◆ Working data ◆
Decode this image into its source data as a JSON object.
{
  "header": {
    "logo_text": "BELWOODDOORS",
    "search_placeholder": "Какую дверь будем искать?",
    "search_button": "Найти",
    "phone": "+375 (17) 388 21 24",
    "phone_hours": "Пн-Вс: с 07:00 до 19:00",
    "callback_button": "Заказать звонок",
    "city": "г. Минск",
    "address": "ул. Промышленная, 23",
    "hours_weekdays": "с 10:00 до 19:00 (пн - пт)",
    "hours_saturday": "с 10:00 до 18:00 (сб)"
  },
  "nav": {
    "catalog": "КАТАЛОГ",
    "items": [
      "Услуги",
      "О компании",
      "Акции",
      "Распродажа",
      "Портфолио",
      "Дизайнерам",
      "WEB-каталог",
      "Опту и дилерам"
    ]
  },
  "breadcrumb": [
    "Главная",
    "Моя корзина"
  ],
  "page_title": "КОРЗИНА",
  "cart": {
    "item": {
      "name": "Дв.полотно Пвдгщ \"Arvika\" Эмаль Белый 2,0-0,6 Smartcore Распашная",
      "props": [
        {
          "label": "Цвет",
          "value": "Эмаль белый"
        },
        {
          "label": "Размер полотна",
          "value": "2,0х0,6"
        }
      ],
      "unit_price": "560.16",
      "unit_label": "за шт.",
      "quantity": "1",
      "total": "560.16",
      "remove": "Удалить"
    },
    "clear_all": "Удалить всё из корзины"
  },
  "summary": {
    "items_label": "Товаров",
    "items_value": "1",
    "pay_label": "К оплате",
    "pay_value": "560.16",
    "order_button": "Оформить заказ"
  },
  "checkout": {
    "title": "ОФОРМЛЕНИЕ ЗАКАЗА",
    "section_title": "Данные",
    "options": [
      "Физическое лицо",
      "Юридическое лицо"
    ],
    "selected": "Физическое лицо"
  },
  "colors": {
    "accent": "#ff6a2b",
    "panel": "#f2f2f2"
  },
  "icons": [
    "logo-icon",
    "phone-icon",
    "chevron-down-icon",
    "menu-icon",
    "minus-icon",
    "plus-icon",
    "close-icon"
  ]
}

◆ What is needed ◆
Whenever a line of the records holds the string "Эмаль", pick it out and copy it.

◆ Answer for the task ◆
      "name": "Дв.полотно Пвдгщ \"Arvika\" Эмаль Белый 2,0-0,6 Smartcore Распашная",
          "value": "Эмаль белый"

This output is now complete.